Across the records below, count every line that contains the string "العيال", then report the count alone.

| Data about app and page elements |
◆ ◆ ◆

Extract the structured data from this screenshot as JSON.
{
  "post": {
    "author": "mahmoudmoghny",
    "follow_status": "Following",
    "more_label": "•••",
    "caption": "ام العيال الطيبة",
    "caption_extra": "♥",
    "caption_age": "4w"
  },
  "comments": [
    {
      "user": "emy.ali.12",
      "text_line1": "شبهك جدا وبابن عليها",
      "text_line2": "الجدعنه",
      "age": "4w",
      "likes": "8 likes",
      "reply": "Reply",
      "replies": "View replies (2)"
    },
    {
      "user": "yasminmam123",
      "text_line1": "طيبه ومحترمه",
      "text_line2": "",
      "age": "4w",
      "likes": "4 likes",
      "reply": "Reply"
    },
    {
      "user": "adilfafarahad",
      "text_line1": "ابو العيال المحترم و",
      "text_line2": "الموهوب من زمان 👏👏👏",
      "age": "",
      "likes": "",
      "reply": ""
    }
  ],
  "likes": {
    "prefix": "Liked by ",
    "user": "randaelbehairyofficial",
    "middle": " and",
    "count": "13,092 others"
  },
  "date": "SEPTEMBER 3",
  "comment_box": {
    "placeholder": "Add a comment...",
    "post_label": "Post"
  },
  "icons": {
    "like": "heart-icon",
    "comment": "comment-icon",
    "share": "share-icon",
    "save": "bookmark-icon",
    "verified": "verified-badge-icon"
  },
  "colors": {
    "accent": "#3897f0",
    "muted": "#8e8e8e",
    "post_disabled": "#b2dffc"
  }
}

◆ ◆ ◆

| Solved problem |
2